Now there’s a new romantic comedy for the ladies, in Itazura na Kiss (イタズラなKiss), airing 26 episodes every Friday at 26:25 JST on TBS.
The history of this show is a bit peculiar. Its manga started publication way back in 1990, became massively popular, then ended abruptly in 1999 when author Tada Kaoru passed away from cerebral hemorrhage, after lying three weeks in a coma due to hitting her head on a marble table while mopping the floor underneath. The original work thus remains unfinished at 23 volumes, but the popularity endures, and after getting live-action dramas in Taiwan, we now see an anime edition. The director in charge of the project is Yamasaki Osamu, who was active just last year with Terra e. The script’s produced by Shimizu Yukako, a woman whose history primarily includes drama series and the Saishuu-heiki Kanojo live-action movie.
At Aihara Kotoko’s high school, pupils are divided into classes A-F depending on study results. While attending the school’s opening ceremony, she lays eyes on the handsome genius Irie Naoki, who’s giving the address, and it’s love at first sight. Kotoko spends the next two years furiously studying to be able to move up into class A, but things aren’t going her way, and when third year starts, she’s still stuck at the bottom in F. Refusing to give up, she then writes a love letter, hoping to catch his heart. Unfortunately, Naoki refuses to even read her letter, declaring that he dislikes stupid girls. Humiliated, she crawls back to her own classroom, where her friends try to comfort her. Later that evening, they all come over to Kotoko’s place to celebrate that her newly built home’s been finished. However, during the party an earthquake occurs, and the beautifully constructed building comes crashing down. Apparently her father hadn’t put quite enough money on materials. Homeless, the father-daughter family is forced to move in with an old friend of Kotoko’s father, suspiciously nicknamed Iri-chan. When Kotoko steps through the door, she’s greeted by none other than Irie Naoki, the same boy whose love she’s just given up on, and an awkward new life begins.
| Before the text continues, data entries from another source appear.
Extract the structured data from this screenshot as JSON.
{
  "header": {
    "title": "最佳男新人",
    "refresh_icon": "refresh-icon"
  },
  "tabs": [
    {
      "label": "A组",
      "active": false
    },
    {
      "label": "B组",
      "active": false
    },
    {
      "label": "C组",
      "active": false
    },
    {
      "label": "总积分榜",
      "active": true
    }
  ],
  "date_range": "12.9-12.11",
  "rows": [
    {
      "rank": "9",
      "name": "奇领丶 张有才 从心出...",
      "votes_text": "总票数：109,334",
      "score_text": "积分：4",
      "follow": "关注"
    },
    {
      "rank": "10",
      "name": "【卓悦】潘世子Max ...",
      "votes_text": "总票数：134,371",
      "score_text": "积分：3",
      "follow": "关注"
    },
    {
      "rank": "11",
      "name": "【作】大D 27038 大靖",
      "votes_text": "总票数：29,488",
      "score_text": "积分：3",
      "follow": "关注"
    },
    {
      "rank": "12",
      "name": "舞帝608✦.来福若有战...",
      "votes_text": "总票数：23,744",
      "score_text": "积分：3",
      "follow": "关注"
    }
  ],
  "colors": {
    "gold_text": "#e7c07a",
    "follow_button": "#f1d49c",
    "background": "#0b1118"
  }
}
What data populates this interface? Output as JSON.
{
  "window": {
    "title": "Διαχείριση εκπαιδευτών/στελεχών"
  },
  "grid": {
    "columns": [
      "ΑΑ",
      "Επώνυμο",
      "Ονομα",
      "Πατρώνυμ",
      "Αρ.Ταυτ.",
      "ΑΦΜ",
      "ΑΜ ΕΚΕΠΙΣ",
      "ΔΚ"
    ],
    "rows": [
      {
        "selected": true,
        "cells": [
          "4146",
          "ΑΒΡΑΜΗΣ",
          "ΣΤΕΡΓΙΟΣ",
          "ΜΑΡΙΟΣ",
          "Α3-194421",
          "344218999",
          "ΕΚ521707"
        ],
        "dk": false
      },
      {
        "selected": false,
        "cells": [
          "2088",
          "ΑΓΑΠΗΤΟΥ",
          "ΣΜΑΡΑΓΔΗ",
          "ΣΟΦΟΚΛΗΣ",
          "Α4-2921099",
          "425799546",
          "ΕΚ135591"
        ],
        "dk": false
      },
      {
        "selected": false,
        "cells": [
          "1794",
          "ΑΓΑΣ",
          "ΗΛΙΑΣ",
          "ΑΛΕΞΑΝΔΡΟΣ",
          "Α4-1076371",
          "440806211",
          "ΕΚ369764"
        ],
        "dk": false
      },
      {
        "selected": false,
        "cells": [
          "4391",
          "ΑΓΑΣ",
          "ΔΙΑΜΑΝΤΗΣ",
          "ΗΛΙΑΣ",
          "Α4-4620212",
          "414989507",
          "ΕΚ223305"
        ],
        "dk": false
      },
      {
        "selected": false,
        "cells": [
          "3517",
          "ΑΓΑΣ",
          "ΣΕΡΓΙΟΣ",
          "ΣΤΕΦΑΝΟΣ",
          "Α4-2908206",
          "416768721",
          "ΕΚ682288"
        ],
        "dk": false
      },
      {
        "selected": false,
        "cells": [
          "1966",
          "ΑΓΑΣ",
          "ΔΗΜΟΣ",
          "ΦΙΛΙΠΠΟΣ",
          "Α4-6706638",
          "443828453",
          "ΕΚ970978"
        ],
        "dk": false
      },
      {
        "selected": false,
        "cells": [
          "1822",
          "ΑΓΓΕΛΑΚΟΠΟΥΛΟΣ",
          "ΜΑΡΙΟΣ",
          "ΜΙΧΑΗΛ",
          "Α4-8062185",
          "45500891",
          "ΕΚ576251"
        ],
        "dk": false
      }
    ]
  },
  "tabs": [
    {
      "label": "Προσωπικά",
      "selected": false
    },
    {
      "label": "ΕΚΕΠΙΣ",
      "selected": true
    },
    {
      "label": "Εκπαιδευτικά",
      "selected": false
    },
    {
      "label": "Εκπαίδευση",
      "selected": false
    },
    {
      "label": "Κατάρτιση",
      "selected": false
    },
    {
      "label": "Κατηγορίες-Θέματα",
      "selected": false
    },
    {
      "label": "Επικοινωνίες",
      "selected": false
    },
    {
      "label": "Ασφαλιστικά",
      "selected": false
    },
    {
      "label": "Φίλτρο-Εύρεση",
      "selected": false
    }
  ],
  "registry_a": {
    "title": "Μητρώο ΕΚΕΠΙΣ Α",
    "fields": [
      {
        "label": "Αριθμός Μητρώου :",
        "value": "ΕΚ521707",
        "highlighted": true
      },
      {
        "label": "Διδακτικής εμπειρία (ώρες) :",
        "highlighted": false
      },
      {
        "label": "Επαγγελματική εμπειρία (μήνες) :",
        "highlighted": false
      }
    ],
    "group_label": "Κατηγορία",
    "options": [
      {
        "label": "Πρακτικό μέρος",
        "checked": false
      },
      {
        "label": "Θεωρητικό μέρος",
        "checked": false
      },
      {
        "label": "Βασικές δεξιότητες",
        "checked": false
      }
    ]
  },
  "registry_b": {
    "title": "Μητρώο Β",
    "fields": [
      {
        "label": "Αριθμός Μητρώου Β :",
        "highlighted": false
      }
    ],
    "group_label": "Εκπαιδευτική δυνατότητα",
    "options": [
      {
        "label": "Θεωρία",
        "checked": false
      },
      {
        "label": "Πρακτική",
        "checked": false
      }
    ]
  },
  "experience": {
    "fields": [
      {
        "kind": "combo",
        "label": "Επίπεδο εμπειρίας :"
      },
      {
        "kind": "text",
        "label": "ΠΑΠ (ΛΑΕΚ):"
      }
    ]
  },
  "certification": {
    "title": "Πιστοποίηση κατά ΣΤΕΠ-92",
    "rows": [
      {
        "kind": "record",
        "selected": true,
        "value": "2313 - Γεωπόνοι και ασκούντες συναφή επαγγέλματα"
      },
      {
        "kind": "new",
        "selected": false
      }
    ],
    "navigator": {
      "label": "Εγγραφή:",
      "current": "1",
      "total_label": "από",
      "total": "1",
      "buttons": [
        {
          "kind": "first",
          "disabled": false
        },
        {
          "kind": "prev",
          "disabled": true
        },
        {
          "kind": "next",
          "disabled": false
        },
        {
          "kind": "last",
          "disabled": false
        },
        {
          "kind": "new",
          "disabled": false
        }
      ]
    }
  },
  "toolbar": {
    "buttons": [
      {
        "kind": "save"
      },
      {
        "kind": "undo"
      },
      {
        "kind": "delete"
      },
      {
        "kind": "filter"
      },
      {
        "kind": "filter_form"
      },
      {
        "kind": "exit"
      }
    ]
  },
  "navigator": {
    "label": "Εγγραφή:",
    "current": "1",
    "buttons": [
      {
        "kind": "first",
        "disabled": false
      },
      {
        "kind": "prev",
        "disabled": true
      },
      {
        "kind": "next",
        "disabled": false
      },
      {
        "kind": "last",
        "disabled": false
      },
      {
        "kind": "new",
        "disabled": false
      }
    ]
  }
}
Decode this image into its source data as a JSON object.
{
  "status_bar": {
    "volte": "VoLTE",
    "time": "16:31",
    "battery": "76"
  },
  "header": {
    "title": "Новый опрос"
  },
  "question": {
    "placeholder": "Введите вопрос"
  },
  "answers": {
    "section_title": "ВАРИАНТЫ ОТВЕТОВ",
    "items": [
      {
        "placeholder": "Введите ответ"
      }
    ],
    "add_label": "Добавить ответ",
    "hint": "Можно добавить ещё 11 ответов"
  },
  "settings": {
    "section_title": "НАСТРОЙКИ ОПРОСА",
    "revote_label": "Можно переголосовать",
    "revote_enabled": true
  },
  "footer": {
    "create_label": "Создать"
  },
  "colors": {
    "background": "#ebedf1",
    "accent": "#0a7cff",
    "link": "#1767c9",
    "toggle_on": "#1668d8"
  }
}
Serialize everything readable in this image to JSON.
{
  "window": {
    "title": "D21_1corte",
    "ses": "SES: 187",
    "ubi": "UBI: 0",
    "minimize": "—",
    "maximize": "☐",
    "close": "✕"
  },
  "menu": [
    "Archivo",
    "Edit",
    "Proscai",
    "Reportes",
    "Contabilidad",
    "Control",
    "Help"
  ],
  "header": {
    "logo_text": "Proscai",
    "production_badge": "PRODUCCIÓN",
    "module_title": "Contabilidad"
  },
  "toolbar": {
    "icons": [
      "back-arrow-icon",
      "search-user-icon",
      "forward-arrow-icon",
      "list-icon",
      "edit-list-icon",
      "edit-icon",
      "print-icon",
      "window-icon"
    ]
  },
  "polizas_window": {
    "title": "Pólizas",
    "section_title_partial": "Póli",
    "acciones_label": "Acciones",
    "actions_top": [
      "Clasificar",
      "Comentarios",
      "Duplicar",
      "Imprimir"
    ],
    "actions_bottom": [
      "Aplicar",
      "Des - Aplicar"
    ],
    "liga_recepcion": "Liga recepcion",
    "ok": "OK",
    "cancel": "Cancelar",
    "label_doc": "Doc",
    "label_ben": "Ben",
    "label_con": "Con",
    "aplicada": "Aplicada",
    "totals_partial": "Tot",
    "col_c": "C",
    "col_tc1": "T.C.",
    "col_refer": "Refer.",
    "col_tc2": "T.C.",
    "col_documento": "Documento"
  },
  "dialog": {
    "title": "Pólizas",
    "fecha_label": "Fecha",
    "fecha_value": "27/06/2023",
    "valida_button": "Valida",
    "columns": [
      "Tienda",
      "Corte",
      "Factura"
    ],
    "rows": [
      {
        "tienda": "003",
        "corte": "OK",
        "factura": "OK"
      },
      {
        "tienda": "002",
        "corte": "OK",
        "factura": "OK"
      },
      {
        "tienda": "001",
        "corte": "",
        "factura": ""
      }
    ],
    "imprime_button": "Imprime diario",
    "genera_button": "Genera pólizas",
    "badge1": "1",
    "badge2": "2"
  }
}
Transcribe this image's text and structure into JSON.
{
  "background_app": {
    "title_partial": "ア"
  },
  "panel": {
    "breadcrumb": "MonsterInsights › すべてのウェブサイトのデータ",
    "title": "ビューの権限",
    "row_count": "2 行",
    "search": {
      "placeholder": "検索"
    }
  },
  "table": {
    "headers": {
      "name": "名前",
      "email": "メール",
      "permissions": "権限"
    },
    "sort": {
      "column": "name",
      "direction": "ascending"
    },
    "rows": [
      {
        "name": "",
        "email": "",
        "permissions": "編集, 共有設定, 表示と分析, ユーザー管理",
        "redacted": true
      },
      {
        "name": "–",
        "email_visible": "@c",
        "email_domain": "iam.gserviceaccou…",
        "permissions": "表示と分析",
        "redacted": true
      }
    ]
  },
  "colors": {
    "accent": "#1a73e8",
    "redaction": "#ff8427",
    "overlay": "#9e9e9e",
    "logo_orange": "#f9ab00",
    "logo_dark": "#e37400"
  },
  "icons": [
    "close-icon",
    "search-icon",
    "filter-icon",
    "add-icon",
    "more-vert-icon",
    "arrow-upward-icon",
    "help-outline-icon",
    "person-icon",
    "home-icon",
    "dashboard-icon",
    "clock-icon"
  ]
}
Despite an HV-tag, TMS Entertainment‘s animation looks like it’s been upscaled and blurred, but I can’t really say it matters when it comes to a shoujo show of this kind. What struck me was how the character design seems mixed, with Kotoko having fairly large eyes and cute face, while most of the men have a more narrow, classic 90’s shounen look. Takanashi Yasuharu does the music, and I didn’t even notice it, so I’ll classify it as regular anime fare. The voice acting is a bit tricky. Mizuki Nana (Fate in Mahou Shoujo Lyrical Nanoha) is playing Kotoko, and I really, really loved her as Misaki in Darker Than Black, and she’s marvellous in Tokyo Marble Chocolate, but in this show I can’t shake the feeling that she’s trying too hard to make it a girly part, separated from her mature roles. The result is somewhat uncomfortable. Mister Perfect is played by Hirakawa Daisuke (Julio in Zero no Tsukaima 2), and seems alright. Of the remaining cast, only Paku Romi (Ed in Fullmetal Alchemist) as Naoki’s little brother stood out, although Yamada Kinoko (Shinza in Ooedo Rocket) as Jinko is likely to irritate after a while.
If I understand the website correctly, this unfinished manga story will actually be completed with the animated edition, working from some sort of concept notes Tada left behind. God knows how that will turn out, but at least it won’t leave newcomers hanging. Having enjoyed Marmalade Boy and Please Save My Earth, I’m pleased to see more shoujo animated, but in this particular case there was nothing to charm me. The comedy doesn’t seem crisp enough to compete with the 30 other shows of the season, but perhaps later episodes will develop the romantic part to make it worth a marathon some time in the future.